Releasing a defendant convicted of a crime back into the community under certain restrictions is common in criminal cases if the judge grants probation based on the surrounding circumstances of the defendant. There are many conditions set to the individuals probation in addition to restrictions. Some conditions include meeting with a probation officer on a routine basis, regular drug testing, electronic monitoring and so on. The judge will assess conditions and limitations as they see appropriate.
Consequences of Probation Violation
As the individual on probation, should you fail to comply and adhere to those conditions and restrictions, there are cases where the defendant had a mere slap on the wrist, so to speak, and others where the repercussions were far more severe. Below we at Kajioka & Associates, Attorneys at Law would like to take the opportunity to list the potential consequences of violating your probation.
1) Warning Issued. For punishing probation violators, the probation officers have a broad spectrum according to their discretion. Your probation officer may issue a warning in the event that is a minor or just a technical or unintentional violation and the officer will put you on notice that any future violations will more severely be punished.
2) Probation Hearing Scheduled. Your probation officer may order a probation hearing if you have had already received a warning, a history of past violations, or the violation of your probation is a bit more serious. The judge could add more terms to your probation or revoke your probation all together if the judge at the probation hearing finds that you violated your probation.

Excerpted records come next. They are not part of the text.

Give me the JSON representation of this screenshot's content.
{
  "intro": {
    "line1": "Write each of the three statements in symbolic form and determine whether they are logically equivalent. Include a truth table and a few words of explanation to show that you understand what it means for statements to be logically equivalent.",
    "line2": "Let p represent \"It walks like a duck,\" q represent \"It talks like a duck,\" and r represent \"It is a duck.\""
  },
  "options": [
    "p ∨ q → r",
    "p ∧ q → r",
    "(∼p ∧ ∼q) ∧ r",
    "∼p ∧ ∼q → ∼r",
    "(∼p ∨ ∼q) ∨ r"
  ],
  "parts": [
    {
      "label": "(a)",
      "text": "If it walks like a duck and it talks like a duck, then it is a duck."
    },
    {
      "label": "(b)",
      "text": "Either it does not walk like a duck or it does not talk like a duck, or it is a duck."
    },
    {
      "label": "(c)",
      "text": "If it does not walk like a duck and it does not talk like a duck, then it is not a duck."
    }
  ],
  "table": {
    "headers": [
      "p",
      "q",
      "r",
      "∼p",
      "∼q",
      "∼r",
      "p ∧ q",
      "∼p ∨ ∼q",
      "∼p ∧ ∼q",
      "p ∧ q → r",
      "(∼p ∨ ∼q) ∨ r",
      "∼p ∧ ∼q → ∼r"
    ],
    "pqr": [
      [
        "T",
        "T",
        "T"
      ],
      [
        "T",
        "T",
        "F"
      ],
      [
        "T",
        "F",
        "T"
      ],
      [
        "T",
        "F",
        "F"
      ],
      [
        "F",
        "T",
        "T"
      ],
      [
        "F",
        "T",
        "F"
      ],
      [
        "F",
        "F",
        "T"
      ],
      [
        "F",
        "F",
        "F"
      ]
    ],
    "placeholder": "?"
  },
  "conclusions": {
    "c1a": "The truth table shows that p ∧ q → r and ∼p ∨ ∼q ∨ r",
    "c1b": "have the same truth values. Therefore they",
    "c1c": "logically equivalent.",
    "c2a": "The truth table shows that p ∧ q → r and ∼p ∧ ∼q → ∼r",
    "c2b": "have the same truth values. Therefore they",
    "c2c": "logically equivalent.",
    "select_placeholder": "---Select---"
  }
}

3) Additional Probation Terms. Judge may simply add requirements to your original probation or extend it for a longer period of time if the judge finds that you have violated the rules of your probation. Much like the probation officers, judges have discretion over violation and will consider the circumstances including past violations and other factors to determine the punishment for violating your probation.

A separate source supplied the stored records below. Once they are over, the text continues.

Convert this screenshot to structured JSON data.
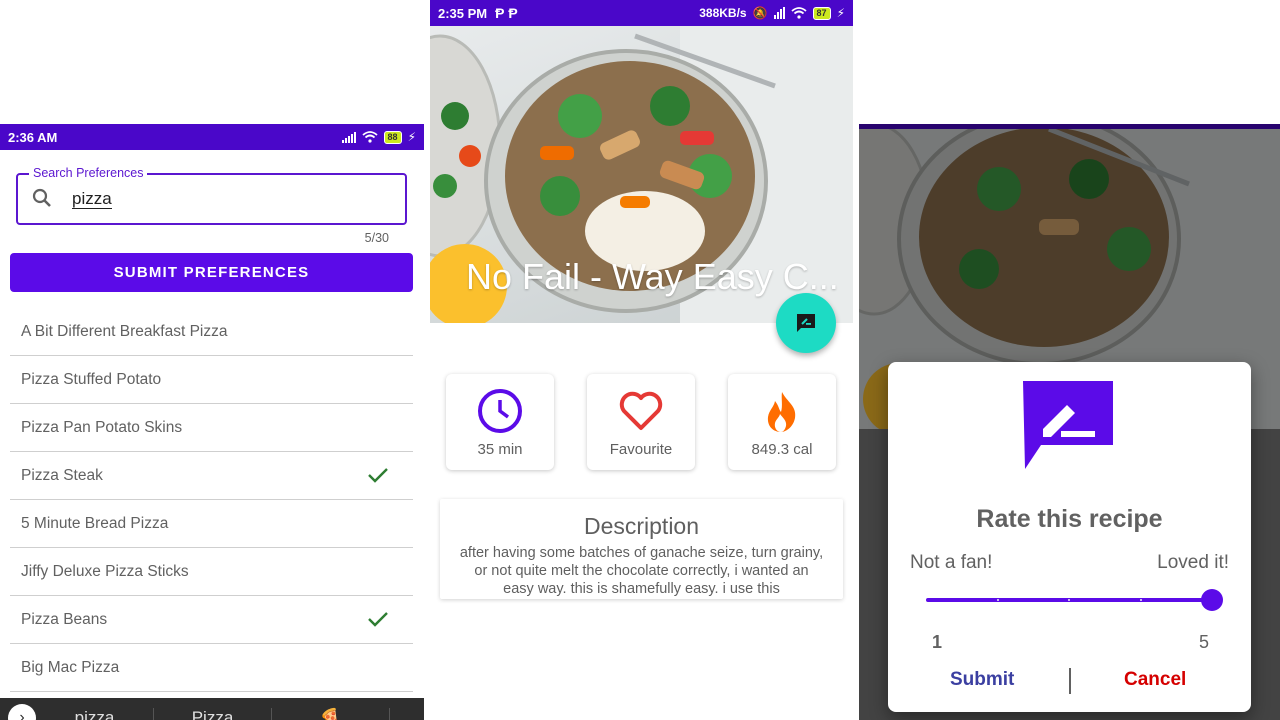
{
  "screen1": {
    "status": {
      "time": "2:36 AM",
      "battery": "88"
    },
    "search": {
      "label": "Search Preferences",
      "value": "pizza",
      "counter": "5/30"
    },
    "submit_label": "SUBMIT PREFERENCES",
    "recipes": [
      {
        "name": "A Bit Different  Breakfast Pizza",
        "checked": false
      },
      {
        "name": "Pizza  Stuffed Potato",
        "checked": false
      },
      {
        "name": "Pizza Pan  Potato Skins",
        "checked": false
      },
      {
        "name": "Pizza  Steak",
        "checked": true
      },
      {
        "name": "5 Minute Bread  Pizza",
        "checked": false
      },
      {
        "name": "Jiffy  Deluxe Pizza Sticks",
        "checked": false
      },
      {
        "name": "Pizza  Beans",
        "checked": true
      },
      {
        "name": "Big Mac  Pizza",
        "checked": false
      }
    ],
    "keyboard_suggestions": [
      "pizza",
      "Pizza"
    ]
  },
  "screen2": {
    "status": {
      "time": "2:35 PM",
      "speed": "388KB/s",
      "battery": "87"
    },
    "recipe_title": "No Fail - Way Easy C...",
    "stats": {
      "time": "35 min",
      "favourite": "Favourite",
      "calories": "849.3 cal"
    },
    "description": {
      "title": "Description",
      "text": "after having some batches of ganache seize, turn grainy, or not quite melt the chocolate correctly, i wanted an easy way. this is shamefully easy. i use this"
    },
    "colors": {
      "accent": "#5b0be8",
      "fab": "#1ddbc4",
      "heart": "#e53935",
      "flame": "#ff6d00"
    }
  },
  "screen3": {
    "dialog": {
      "title": "Rate this recipe",
      "min_label": "Not a fan!",
      "max_label": "Loved it!",
      "min_value": "1",
      "max_value": "5",
      "rating": 5,
      "submit_label": "Submit",
      "cancel_label": "Cancel"
    }
  }
}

4) Fines. Even if you’ve already paid fines as part of your original sentencing, in addition to or in lieu of additional probation terms, the judge may order the probation violator to pay fines.
5) Jail or Prison Sentence. Depending on the severity of your original offense and the seriousness of your violation, the judge may also sentence you to serve time in jail or prison. Your sentence may end up being longer than you would have had to serve in the first place because of the violation. Just as with a criminal conviction, in most states, a revocation of probation can be appealed.
Criminal Defense, Personal Injury, Business Attorneys & More in Greater Las Vegas, Nevada
In some instances, if you may have violated your probation, or are facing a hearing regarding your probation violation, a criminal defense attorney from Kajioka & Associates, Attorneys at Law, may possibly help you avoid jail time. Call us today to schedule your consultation and we will review your case and discuss your options.